> TASK PROMPT:
What's needed: every entry, printed exactly, minus the images.

> RECORDS TO PROCESS:
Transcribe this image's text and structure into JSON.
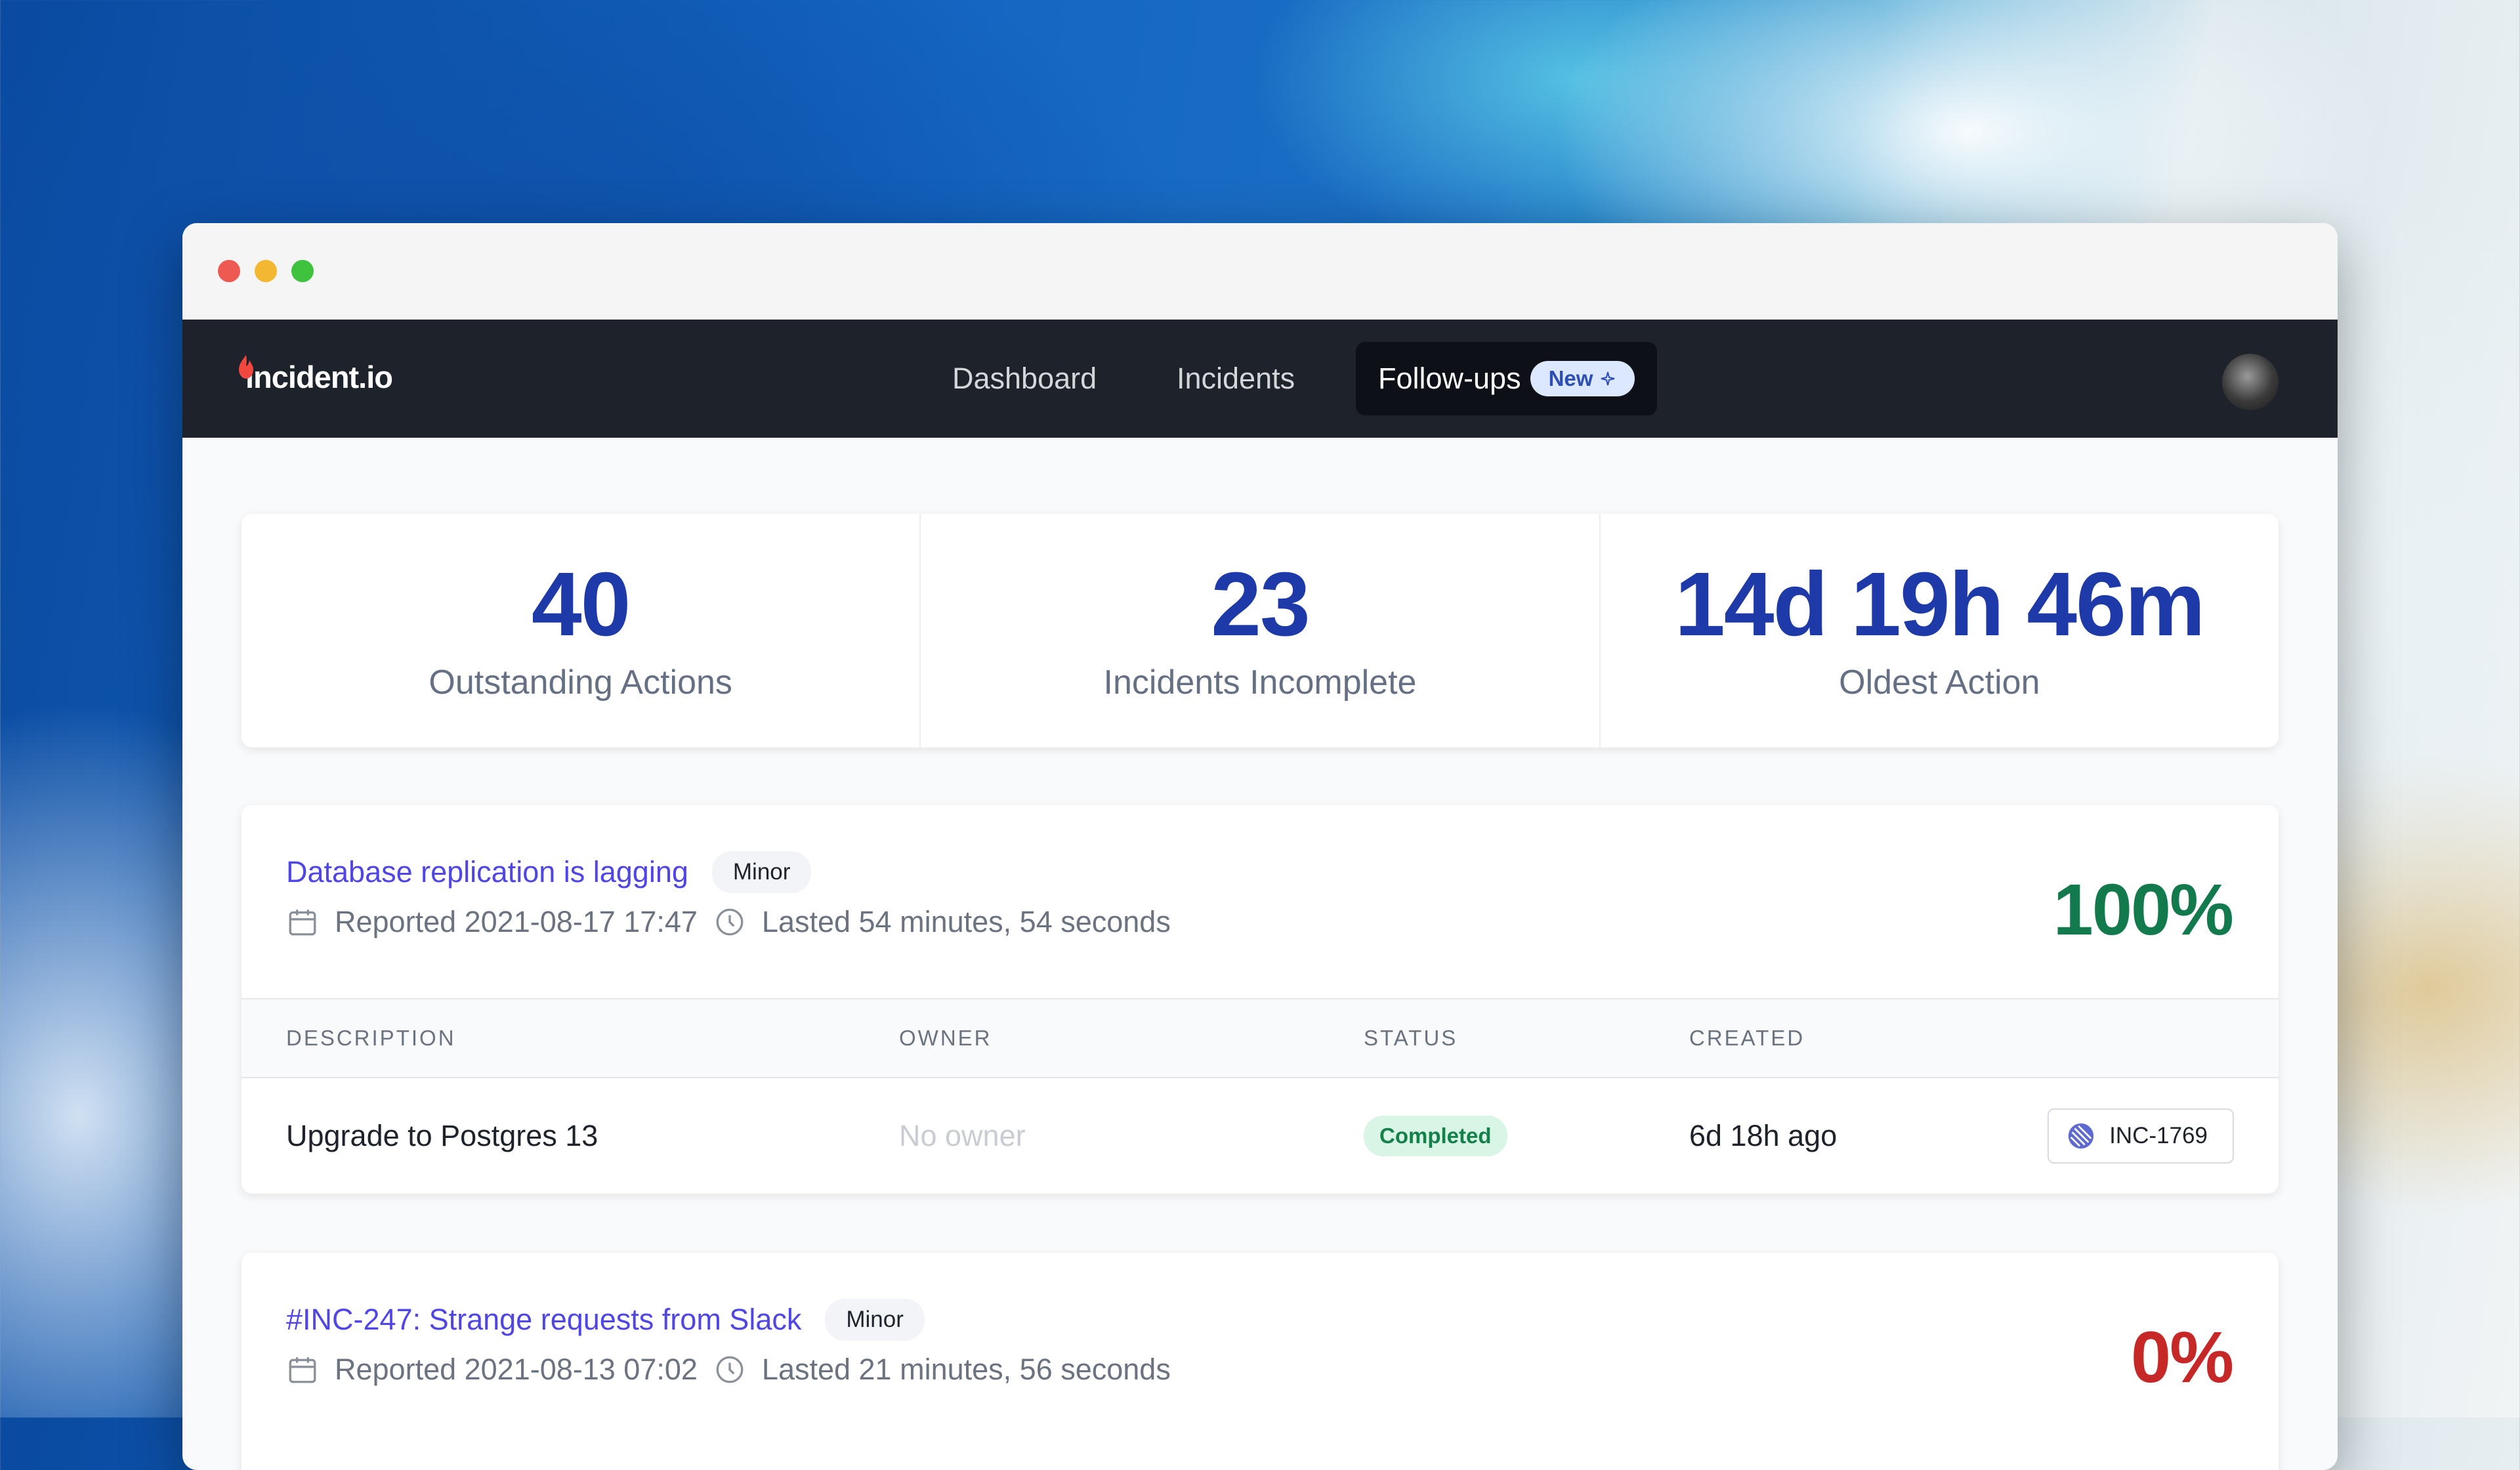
{
  "nav": {
    "logo": "incident.io",
    "items": [
      "Dashboard",
      "Incidents",
      "Follow-ups"
    ],
    "new_badge": "New"
  },
  "stats": [
    {
      "value": "40",
      "label": "Outstanding Actions"
    },
    {
      "value": "23",
      "label": "Incidents Incomplete"
    },
    {
      "value": "14d 19h 46m",
      "label": "Oldest Action"
    }
  ],
  "table_headers": [
    "DESCRIPTION",
    "OWNER",
    "STATUS",
    "CREATED"
  ],
  "incidents": [
    {
      "title": "Database replication is lagging",
      "severity": "Minor",
      "reported": "Reported 2021-08-17 17:47",
      "lasted": "Lasted 54 minutes, 54 seconds",
      "percent": "100%",
      "actions": [
        {
          "description": "Upgrade to Postgres 13",
          "owner": "No owner",
          "status": "Completed",
          "created": "6d 18h ago",
          "ref": "INC-1769"
        }
      ]
    },
    {
      "title": "#INC-247: Strange requests from Slack",
      "severity": "Minor",
      "reported": "Reported 2021-08-13 07:02",
      "lasted": "Lasted 21 minutes, 56 seconds",
      "percent": "0%"
    }
  ],
  "colors": {
    "nav_bg": "#1d222b",
    "stat_value": "#1e3aa8",
    "link": "#4f46e5",
    "success": "#137a4e",
    "danger": "#c62828"
  }
}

> TASK RESULT:
Transcribe this image's text and structure into JSON.
{
  "nav": {
    "logo": "incident.io",
    "items": [
      "Dashboard",
      "Incidents",
      "Follow-ups"
    ],
    "new_badge": "New"
  },
  "stats": [
    {
      "value": "40",
      "label": "Outstanding Actions"
    },
    {
      "value": "23",
      "label": "Incidents Incomplete"
    },
    {
      "value": "14d 19h 46m",
      "label": "Oldest Action"
    }
  ],
  "table_headers": [
    "DESCRIPTION",
    "OWNER",
    "STATUS",
    "CREATED"
  ],
  "incidents": [
    {
      "title": "Database replication is lagging",
      "severity": "Minor",
      "reported": "Reported 2021-08-17 17:47",
      "lasted": "Lasted 54 minutes, 54 seconds",
      "percent": "100%",
      "actions": [
        {
          "description": "Upgrade to Postgres 13",
          "owner": "No owner",
          "status": "Completed",
          "created": "6d 18h ago",
          "ref": "INC-1769"
        }
      ]
    },
    {
      "title": "#INC-247: Strange requests from Slack",
      "severity": "Minor",
      "reported": "Reported 2021-08-13 07:02",
      "lasted": "Lasted 21 minutes, 56 seconds",
      "percent": "0%"
    }
  ],
  "colors": {
    "nav_bg": "#1d222b",
    "stat_value": "#1e3aa8",
    "link": "#4f46e5",
    "success": "#137a4e",
    "danger": "#c62828"
  }
}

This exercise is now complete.